Why is it important to care for my young child’s teeth?

Spacing

Baby teeth, or primary teeth, serve as space maintainers for the larger permanent teeth. These small teeth help to prevent overcrowding and misalignment before the adult teeth erupt.  If any of your child’s teeth come out too early, others may shift and cause permanent teeth to come in crooked.

Practice

Primary teeth should be cared for the same way as permanent adult teeth.  These small teeth can develop cavities and decay, so proper cleaning is important. Primary teeth are present early on in a child’s life. Teach children in early toddlerhood about consistent and correct tooth care.

Chewing

Babies learn to eat finger foods and table foods by using their primary teeth.
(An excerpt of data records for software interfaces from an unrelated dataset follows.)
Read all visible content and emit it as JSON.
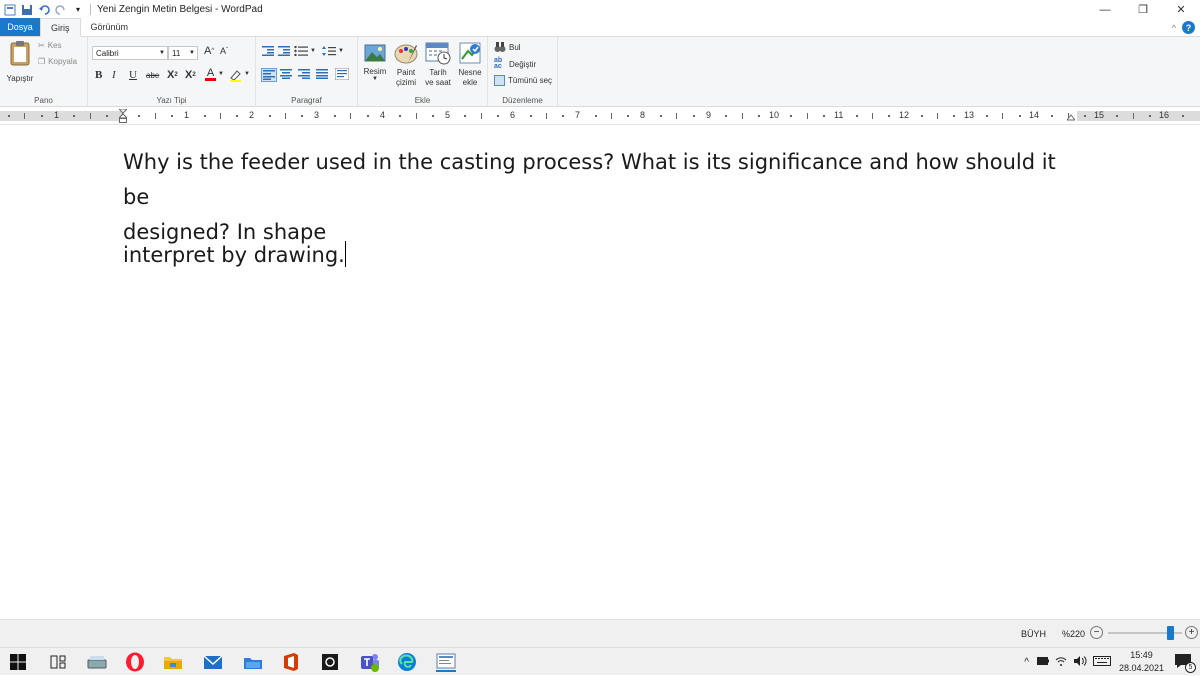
{
  "window": {
    "title": "Yeni Zengin Metin Belgesi - WordPad",
    "controls": {
      "minimize": "—",
      "restore": "❐",
      "close": "✕"
    }
  },
  "tabs": {
    "file": "Dosya",
    "home": "Giriş",
    "view": "Görünüm"
  },
  "ribbon": {
    "clipboard": {
      "paste": "Yapıştır",
      "cut": "Kes",
      "copy": "Kopyala",
      "group_label": "Pano"
    },
    "font": {
      "family": "Calibri",
      "size": "11",
      "grow": "A",
      "shrink": "A",
      "bold": "B",
      "italic": "I",
      "underline": "U",
      "strike": "abe",
      "subscript": "X",
      "superscript": "X",
      "color": "A",
      "group_label": "Yazı Tipi"
    },
    "paragraph": {
      "group_label": "Paragraf"
    },
    "insert": {
      "picture": "Resim",
      "paint1": "Paint",
      "paint2": "çizimi",
      "datetime1": "Tarih",
      "datetime2": "ve saat",
      "object1": "Nesne",
      "object2": "ekle",
      "group_label": "Ekle"
    },
    "editing": {
      "find": "Bul",
      "replace": "Değiştir",
      "select_all": "Tümünü seç",
      "group_label": "Düzenleme"
    }
  },
  "ruler": {
    "numbers": [
      "1",
      "1",
      "2",
      "3",
      "4",
      "5",
      "6",
      "7",
      "8",
      "9",
      "10",
      "11",
      "12",
      "13",
      "14",
      "15",
      "16"
    ]
  },
  "document": {
    "line1": "Why is the feeder used in the casting process? What is its significance and how should it be",
    "line2": "designed? In shape",
    "line3": "interpret by drawing."
  },
  "statusbar": {
    "caps": "BÜYH",
    "zoom": "%220",
    "zoom_level": 0.85,
    "zoom_out": "−",
    "zoom_in": "+"
  },
  "taskbar": {
    "time": "15:49",
    "date": "28.04.2021",
    "notifications": "5",
    "apps": [
      "windows-icon",
      "task-view-icon",
      "scanner-icon",
      "opera-icon",
      "file-explorer-icon",
      "mail-icon",
      "folder-blue-icon",
      "office-icon",
      "camera-icon",
      "teams-icon",
      "edge-icon",
      "wordpad-icon"
    ]
  },
  "colors": {
    "accent": "#1979ca",
    "ribbon_bg": "#f5f6f7",
    "office_red": "#d83b01",
    "opera_red": "#ff1b2d"
  }
}
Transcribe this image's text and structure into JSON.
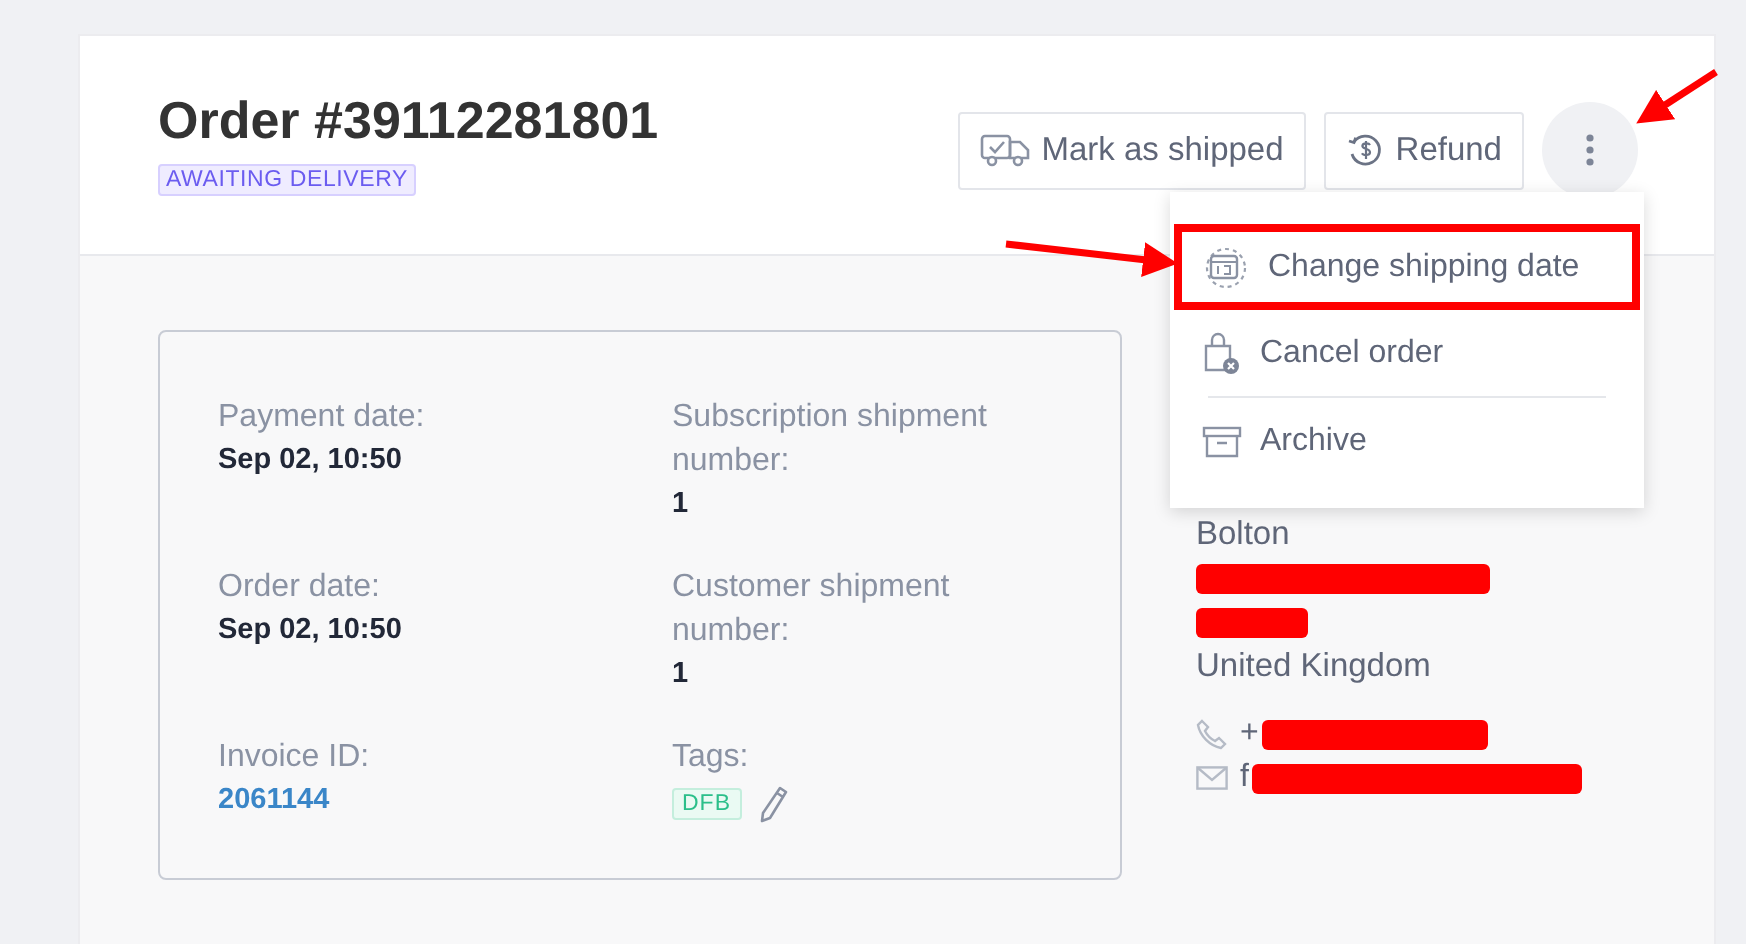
{
  "order": {
    "title": "Order #39112281801",
    "status": "AWAITING DELIVERY"
  },
  "actions": [
    {
      "kind": "truck",
      "label": "Mark as shipped"
    },
    {
      "kind": "refund",
      "label": "Refund"
    },
    {
      "kind": "more",
      "expanded": true
    }
  ],
  "menu": {
    "items": [
      {
        "kind": "calendar",
        "label": "Change shipping date",
        "highlighted": true
      },
      {
        "kind": "cancel",
        "label": "Cancel order",
        "highlighted": false
      },
      {
        "kind": "divider"
      },
      {
        "kind": "archive",
        "label": "Archive",
        "highlighted": false
      }
    ]
  },
  "details": {
    "fields": [
      {
        "label": "Payment date:",
        "value": "Sep 02, 10:50",
        "kind": "text"
      },
      {
        "label": "Subscription shipment number:",
        "value": "1",
        "kind": "text"
      },
      {
        "label": "Order date:",
        "value": "Sep 02, 10:50",
        "kind": "text"
      },
      {
        "label": "Customer shipment number:",
        "value": "1",
        "kind": "text"
      },
      {
        "label": "Invoice ID:",
        "value": "2061144",
        "kind": "link"
      },
      {
        "label": "Tags:",
        "kind": "tags",
        "tags": [
          "DFB"
        ]
      }
    ]
  },
  "address": {
    "lines": [
      {
        "kind": "text",
        "text": "Bolton"
      },
      {
        "kind": "redacted"
      },
      {
        "kind": "redacted"
      },
      {
        "kind": "text",
        "text": "United Kingdom"
      }
    ],
    "contacts": [
      {
        "kind": "phone",
        "text": "+"
      },
      {
        "kind": "email",
        "text": "f"
      }
    ]
  },
  "annotations": [
    {
      "kind": "arrow"
    },
    {
      "kind": "arrow"
    }
  ]
}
As more teeth grow, children are able to chew a wider variety of foods. Your child’s teeth are necessary in the first several years of life so they can learn how to chew properly.

Speech

Your child’s teeth are important at an early age when they learn how to speak. Children who did not have a healthy set of baby teeth in place during the time they learned how to talk can have difficulty speaking clearly.

It may take around two years for all of your child’s teeth to come in, and the first loose tooth may happen between age five to seven. Parents should be vigilant in caring for their children’s gums and teeth from infancy. Children’s teeth do fall out eventually, but they serve an important purpose.